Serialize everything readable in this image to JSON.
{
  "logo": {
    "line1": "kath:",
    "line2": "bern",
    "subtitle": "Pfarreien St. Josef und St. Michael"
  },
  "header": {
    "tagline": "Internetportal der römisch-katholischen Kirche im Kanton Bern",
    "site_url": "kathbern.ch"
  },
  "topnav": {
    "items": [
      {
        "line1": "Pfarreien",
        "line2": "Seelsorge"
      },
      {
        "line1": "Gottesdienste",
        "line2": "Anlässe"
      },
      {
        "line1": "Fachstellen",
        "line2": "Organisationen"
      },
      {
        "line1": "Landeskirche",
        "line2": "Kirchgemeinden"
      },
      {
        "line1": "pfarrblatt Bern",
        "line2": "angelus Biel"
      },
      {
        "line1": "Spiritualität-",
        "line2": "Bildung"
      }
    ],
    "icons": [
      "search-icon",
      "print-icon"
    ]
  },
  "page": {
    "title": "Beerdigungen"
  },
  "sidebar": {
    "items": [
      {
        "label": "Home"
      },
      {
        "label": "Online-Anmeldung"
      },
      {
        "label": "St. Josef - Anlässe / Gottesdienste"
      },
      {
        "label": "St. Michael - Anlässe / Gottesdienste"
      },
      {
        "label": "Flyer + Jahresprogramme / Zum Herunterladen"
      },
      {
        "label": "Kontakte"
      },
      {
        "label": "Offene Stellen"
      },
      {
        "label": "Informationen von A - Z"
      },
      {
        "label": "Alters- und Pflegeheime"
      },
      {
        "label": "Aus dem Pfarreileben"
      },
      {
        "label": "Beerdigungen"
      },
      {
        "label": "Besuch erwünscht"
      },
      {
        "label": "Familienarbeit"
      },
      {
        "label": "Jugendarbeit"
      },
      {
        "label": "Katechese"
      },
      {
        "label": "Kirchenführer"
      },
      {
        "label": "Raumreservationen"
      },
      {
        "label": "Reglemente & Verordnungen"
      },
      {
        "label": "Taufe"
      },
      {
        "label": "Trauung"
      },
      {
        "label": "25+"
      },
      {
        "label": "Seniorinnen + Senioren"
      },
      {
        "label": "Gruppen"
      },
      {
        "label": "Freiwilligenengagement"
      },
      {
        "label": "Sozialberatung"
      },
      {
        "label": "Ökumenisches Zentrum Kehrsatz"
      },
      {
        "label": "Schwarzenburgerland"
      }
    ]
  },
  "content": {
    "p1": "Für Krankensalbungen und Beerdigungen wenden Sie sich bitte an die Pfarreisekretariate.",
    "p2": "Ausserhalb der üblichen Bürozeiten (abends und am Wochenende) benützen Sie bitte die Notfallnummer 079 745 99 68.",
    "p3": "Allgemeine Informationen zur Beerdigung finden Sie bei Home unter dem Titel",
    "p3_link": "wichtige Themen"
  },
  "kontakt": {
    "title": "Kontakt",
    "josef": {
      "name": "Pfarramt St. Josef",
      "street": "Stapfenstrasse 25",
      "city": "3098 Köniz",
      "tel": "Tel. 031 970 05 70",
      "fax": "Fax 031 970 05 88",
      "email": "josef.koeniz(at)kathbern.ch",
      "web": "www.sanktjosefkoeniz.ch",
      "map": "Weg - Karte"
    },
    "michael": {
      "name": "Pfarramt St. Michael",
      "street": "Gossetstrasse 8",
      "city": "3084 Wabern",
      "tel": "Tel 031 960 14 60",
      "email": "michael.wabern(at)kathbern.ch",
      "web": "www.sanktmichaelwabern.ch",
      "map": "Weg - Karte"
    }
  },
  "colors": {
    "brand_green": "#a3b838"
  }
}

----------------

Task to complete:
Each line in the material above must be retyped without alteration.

Solution to the problem:
Serialize everything readable in this image to JSON.
{
  "logo": {
    "line1": "kath:",
    "line2": "bern",
    "subtitle": "Pfarreien St. Josef und St. Michael"
  },
  "header": {
    "tagline": "Internetportal der römisch-katholischen Kirche im Kanton Bern",
    "site_url": "kathbern.ch"
  },
  "topnav": {
    "items": [
      {
        "line1": "Pfarreien",
        "line2": "Seelsorge"
      },
      {
        "line1": "Gottesdienste",
        "line2": "Anlässe"
      },
      {
        "line1": "Fachstellen",
        "line2": "Organisationen"
      },
      {
        "line1": "Landeskirche",
        "line2": "Kirchgemeinden"
      },
      {
        "line1": "pfarrblatt Bern",
        "line2": "angelus Biel"
      },
      {
        "line1": "Spiritualität-",
        "line2": "Bildung"
      }
    ],
    "icons": [
      "search-icon",
      "print-icon"
    ]
  },
  "page": {
    "title": "Beerdigungen"
  },
  "sidebar": {
    "items": [
      {
        "label": "Home"
      },
      {
        "label": "Online-Anmeldung"
      },
      {
        "label": "St. Josef - Anlässe / Gottesdienste"
      },
      {
        "label": "St. Michael - Anlässe / Gottesdienste"
      },
      {
        "label": "Flyer + Jahresprogramme / Zum Herunterladen"
      },
      {
        "label": "Kontakte"
      },
      {
        "label": "Offene Stellen"
      },
      {
        "label": "Informationen von A - Z"
      },
      {
        "label": "Alters- und Pflegeheime"
      },
      {
        "label": "Aus dem Pfarreileben"
      },
      {
        "label": "Beerdigungen"
      },
      {
        "label": "Besuch erwünscht"
      },
      {
        "label": "Familienarbeit"
      },
      {
        "label": "Jugendarbeit"
      },
      {
        "label": "Katechese"
      },
      {
        "label": "Kirchenführer"
      },
      {
        "label": "Raumreservationen"
      },
      {
        "label": "Reglemente & Verordnungen"
      },
      {
        "label": "Taufe"
      },
      {
        "label": "Trauung"
      },
      {
        "label": "25+"
      },
      {
        "label": "Seniorinnen + Senioren"
      },
      {
        "label": "Gruppen"
      },
      {
        "label": "Freiwilligenengagement"
      },
      {
        "label": "Sozialberatung"
      },
      {
        "label": "Ökumenisches Zentrum Kehrsatz"
      },
      {
        "label": "Schwarzenburgerland"
      }
    ]
  },
  "content": {
    "p1": "Für Krankensalbungen und Beerdigungen wenden Sie sich bitte an die Pfarreisekretariate.",
    "p2": "Ausserhalb der üblichen Bürozeiten (abends und am Wochenende) benützen Sie bitte die Notfallnummer 079 745 99 68.",
    "p3": "Allgemeine Informationen zur Beerdigung finden Sie bei Home unter dem Titel",
    "p3_link": "wichtige Themen"
  },
  "kontakt": {
    "title": "Kontakt",
    "josef": {
      "name": "Pfarramt St. Josef",
      "street": "Stapfenstrasse 25",
      "city": "3098 Köniz",
      "tel": "Tel. 031 970 05 70",
      "fax": "Fax 031 970 05 88",
      "email": "josef.koeniz(at)kathbern.ch",
      "web": "www.sanktjosefkoeniz.ch",
      "map": "Weg - Karte"
    },
    "michael": {
      "name": "Pfarramt St. Michael",
      "street": "Gossetstrasse 8",
      "city": "3084 Wabern",
      "tel": "Tel 031 960 14 60",
      "email": "michael.wabern(at)kathbern.ch",
      "web": "www.sanktmichaelwabern.ch",
      "map": "Weg - Karte"
    }
  },
  "colors": {
    "brand_green": "#a3b838"
  }
}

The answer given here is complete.